Search the records below for the string "meta" and copy each line where it turns up.

_Provided data_
--------------------
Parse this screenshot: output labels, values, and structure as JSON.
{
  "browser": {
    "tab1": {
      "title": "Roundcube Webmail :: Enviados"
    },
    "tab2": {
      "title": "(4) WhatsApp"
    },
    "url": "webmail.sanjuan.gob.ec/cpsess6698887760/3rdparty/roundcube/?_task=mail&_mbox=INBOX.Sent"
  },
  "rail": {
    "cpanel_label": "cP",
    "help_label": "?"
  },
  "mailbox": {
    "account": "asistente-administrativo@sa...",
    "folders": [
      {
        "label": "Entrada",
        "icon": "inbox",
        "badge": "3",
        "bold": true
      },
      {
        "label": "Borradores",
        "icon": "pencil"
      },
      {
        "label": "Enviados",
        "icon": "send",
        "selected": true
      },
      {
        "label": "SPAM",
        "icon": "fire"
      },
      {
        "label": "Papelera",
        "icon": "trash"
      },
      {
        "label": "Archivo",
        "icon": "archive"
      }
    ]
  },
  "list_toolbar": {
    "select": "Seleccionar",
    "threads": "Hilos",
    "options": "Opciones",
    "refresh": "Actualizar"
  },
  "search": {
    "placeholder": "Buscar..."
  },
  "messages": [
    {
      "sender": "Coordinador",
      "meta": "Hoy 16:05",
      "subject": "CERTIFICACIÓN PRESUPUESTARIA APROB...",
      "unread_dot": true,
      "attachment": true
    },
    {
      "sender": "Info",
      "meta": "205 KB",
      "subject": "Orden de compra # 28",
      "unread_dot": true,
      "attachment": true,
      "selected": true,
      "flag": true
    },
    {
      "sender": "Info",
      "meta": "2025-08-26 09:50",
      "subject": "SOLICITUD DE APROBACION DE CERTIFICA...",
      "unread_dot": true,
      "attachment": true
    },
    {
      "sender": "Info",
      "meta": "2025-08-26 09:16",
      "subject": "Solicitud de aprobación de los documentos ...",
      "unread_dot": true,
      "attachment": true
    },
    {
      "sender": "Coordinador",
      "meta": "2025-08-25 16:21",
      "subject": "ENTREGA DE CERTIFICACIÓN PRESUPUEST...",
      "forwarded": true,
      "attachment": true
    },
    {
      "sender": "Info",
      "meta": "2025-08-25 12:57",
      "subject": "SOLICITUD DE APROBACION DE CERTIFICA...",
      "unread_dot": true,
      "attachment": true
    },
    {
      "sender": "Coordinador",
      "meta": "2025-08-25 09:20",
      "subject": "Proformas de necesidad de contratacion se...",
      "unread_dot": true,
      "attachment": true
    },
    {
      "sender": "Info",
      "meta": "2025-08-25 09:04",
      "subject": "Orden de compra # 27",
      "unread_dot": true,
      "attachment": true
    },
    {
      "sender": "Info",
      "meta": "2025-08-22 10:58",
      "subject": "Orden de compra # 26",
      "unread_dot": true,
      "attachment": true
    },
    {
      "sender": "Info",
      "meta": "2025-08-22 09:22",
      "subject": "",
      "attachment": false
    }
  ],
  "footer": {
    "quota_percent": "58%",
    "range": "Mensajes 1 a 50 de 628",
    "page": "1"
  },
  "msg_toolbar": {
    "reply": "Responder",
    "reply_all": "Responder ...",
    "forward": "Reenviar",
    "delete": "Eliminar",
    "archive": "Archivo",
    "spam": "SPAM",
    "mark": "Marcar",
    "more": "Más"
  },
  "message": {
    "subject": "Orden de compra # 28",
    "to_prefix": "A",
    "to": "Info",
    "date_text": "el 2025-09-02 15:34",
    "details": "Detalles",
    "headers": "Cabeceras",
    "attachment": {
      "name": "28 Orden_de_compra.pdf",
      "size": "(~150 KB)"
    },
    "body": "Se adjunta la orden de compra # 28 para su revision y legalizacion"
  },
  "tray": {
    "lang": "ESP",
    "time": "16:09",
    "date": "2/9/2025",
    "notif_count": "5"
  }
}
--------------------
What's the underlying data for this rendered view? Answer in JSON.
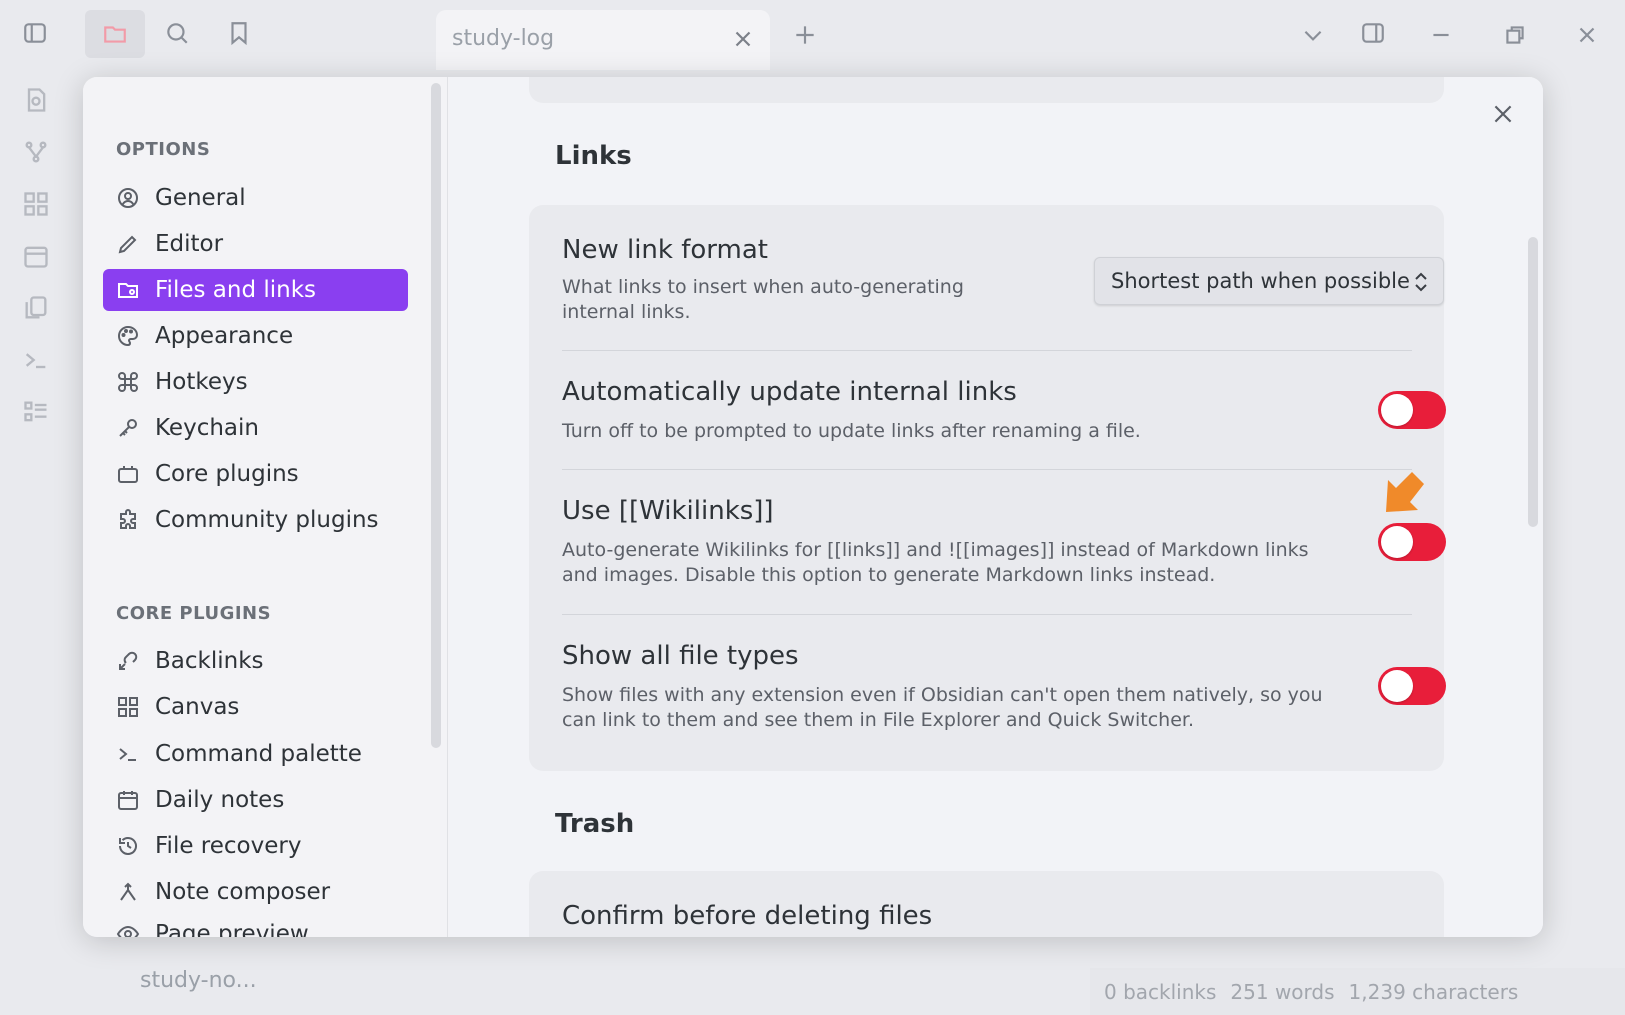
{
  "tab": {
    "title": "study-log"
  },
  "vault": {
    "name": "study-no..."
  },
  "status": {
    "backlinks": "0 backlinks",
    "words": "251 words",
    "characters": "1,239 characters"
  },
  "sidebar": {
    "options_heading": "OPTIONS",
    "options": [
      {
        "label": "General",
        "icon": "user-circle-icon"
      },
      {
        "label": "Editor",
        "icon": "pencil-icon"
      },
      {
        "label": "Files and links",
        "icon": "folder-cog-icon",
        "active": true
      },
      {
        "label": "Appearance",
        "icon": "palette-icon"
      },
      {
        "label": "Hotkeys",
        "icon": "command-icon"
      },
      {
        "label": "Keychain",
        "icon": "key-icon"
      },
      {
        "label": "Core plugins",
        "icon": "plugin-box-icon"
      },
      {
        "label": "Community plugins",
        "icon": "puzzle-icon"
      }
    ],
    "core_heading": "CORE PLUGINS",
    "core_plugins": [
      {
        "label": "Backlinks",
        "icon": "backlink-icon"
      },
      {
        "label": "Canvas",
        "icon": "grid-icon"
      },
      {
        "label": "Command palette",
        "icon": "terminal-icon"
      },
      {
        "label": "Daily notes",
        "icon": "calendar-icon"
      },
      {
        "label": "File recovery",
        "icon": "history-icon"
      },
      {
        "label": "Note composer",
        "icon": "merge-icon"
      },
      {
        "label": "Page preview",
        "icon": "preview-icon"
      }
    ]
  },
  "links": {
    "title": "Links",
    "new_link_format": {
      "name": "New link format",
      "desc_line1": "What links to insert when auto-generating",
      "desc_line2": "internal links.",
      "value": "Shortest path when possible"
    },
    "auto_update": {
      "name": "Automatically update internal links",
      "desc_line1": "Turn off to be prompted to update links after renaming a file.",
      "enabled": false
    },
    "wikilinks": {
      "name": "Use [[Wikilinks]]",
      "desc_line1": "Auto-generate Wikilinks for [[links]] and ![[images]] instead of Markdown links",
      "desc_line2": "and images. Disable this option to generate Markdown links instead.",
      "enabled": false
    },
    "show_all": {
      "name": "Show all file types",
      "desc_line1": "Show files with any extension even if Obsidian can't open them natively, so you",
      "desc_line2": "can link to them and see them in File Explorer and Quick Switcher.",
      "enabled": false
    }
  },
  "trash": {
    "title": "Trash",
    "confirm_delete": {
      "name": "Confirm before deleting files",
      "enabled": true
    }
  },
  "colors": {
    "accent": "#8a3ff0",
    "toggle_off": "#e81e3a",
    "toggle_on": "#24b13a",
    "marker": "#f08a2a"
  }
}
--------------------
_Output of the task_
      "meta": "Hoy 16:05",
      "meta": "205 KB",
      "meta": "2025-08-26 09:50",
      "meta": "2025-08-26 09:16",
      "meta": "2025-08-25 16:21",
      "meta": "2025-08-25 12:57",
      "meta": "2025-08-25 09:20",
      "meta": "2025-08-25 09:04",
      "meta": "2025-08-22 10:58",
      "meta": "2025-08-22 09:22",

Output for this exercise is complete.